Second-year undergraduate students, from the university’s Biomedical Science department, applied their anatomical knowledge to tackling the issue of the shortage of registered organ donors in England.
The students were split into small teams and each given the task of creating an effective campaign, targeted at encouraging more young people to sign the organ donor register.
Project creator, Dr Lauren Buck, said: “The students were encouraged to consider factors such as sustainability, finance and potential collaborators within their campaign and were given total creative freedom.
“The amount of effort put in has been astounding and has shown incredible sensitivity and maturity to issues such as faith, ethnicity and communicating with young adults.
“We hope that by embedding enterprise education into the anatomy curriculum, students will gain new skills and an insight into how their subject-specific knowledge can be used to communicate with the public on important issues.”
The students benefitted from expert lectures on campaign planning, target audience profiling and the creation and maintainence of mutually beneficial partnerships.
The three most innovative and impressive groups, whose work included app storyboards, postcard scratch cards and collectible t-shirts, were chosen to present their work in an Apprentice-style final lecture attended by representatives of the NHS and a local marketing team.
Student Rebecca Jones said: “We were actively encouraged to ask questions, consider anatomy in a wider context and develop skills wholly necessary both during study and beyond. Dr. Buck’s project has provided students with a valuable opportunity to obtain and develop these skills.”

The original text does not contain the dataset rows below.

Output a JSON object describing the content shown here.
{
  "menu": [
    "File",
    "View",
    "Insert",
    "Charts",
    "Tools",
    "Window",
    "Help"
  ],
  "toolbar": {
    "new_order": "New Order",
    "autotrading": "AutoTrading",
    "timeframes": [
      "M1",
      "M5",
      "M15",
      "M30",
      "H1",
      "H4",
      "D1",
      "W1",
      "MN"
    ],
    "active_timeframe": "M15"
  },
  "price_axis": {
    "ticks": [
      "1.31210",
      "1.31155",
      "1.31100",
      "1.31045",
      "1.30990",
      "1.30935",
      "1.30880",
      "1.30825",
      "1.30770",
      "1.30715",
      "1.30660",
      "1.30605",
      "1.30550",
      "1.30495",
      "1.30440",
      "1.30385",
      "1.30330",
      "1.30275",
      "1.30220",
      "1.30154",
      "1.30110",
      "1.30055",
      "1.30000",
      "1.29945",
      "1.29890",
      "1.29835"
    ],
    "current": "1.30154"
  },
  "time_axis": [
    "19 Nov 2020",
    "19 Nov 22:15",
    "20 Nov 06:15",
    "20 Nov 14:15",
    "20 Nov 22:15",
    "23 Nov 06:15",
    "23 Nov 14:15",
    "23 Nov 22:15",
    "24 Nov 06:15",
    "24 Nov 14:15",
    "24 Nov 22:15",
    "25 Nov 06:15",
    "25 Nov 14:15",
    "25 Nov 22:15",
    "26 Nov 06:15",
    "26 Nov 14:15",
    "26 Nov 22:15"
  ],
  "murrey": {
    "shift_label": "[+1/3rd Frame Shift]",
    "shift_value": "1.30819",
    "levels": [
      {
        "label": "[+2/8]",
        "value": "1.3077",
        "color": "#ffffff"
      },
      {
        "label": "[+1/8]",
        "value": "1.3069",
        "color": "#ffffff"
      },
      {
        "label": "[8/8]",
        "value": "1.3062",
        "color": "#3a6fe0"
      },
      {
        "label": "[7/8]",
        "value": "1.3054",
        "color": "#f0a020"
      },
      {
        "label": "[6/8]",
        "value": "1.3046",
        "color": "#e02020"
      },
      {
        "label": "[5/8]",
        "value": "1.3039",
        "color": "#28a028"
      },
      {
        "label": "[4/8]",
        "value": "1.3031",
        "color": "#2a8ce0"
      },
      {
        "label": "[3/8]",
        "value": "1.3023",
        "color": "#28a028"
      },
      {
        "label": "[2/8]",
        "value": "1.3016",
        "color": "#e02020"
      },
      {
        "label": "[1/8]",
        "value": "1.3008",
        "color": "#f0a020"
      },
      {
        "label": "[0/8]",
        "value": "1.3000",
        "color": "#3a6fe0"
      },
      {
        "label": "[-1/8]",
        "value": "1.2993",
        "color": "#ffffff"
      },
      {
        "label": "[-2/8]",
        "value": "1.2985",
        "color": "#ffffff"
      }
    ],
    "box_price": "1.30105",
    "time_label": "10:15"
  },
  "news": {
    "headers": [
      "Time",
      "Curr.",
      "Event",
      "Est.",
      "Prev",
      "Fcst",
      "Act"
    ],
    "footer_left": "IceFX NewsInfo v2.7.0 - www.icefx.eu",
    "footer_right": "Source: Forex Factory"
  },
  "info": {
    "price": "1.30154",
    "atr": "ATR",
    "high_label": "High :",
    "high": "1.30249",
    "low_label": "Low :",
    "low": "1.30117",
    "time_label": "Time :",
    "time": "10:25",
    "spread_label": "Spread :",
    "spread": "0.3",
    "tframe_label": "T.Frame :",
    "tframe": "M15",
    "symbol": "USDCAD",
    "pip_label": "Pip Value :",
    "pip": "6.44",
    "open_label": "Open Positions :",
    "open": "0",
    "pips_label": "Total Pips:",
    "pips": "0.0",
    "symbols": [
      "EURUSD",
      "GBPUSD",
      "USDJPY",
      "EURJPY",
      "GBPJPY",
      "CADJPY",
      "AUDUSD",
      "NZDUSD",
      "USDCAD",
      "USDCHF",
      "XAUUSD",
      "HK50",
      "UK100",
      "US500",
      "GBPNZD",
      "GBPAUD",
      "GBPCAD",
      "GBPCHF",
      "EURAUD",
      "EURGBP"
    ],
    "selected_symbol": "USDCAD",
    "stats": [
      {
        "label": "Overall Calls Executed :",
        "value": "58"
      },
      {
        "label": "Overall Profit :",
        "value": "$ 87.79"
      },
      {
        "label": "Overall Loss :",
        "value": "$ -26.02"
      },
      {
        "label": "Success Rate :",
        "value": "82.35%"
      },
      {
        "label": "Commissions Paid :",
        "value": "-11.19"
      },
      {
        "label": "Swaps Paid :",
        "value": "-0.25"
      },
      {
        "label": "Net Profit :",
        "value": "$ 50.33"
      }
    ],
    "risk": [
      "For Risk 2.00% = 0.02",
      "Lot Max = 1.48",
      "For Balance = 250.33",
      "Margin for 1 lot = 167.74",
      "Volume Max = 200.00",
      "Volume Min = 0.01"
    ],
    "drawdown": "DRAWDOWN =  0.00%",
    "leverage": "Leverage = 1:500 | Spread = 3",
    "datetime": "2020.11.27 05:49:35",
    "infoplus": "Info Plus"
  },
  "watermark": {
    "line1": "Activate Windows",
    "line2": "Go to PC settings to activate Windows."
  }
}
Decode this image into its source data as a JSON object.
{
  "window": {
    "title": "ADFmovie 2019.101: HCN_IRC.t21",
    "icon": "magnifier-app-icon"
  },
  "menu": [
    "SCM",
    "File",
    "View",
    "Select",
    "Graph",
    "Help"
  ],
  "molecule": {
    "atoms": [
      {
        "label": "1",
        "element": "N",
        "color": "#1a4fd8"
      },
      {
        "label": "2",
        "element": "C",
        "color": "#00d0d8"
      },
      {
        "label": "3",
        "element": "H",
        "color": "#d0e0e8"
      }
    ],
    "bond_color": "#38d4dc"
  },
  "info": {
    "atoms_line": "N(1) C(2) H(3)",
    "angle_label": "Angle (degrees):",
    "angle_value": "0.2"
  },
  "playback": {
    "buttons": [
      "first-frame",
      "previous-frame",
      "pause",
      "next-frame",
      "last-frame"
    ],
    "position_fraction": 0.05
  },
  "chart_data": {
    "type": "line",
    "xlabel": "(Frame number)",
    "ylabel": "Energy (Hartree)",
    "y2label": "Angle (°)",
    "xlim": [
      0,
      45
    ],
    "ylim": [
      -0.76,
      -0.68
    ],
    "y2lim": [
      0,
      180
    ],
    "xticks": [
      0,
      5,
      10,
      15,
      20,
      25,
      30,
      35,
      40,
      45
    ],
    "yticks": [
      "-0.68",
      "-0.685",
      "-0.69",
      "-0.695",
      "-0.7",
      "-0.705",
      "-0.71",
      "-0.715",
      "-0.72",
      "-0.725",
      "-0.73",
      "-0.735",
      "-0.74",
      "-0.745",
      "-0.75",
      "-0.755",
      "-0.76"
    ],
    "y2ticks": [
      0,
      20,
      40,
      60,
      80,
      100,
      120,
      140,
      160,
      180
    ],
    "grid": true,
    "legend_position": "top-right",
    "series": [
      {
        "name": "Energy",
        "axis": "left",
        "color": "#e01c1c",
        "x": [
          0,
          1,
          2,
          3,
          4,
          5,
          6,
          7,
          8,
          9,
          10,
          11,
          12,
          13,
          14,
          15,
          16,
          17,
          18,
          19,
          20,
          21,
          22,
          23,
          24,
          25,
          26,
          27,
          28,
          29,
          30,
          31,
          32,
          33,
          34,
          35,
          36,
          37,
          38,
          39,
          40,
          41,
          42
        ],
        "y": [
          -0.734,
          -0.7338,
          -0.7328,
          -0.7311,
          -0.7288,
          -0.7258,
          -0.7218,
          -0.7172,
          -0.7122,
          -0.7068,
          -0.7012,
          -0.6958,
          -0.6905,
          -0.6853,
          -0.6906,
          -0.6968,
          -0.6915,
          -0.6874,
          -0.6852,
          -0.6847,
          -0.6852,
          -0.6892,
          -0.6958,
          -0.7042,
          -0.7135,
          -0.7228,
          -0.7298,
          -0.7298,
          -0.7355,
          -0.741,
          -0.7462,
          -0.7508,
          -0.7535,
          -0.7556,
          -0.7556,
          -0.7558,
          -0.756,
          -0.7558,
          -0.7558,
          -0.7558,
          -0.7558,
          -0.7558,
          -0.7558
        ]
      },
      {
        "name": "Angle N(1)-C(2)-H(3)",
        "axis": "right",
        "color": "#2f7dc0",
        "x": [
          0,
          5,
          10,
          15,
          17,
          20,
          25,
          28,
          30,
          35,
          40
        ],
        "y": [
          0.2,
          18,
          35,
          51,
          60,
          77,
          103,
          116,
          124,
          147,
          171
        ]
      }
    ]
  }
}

The project was a joint venture between the University, The Children’s Hospital Charity, and the city’s NHS Blood and Transplant centre.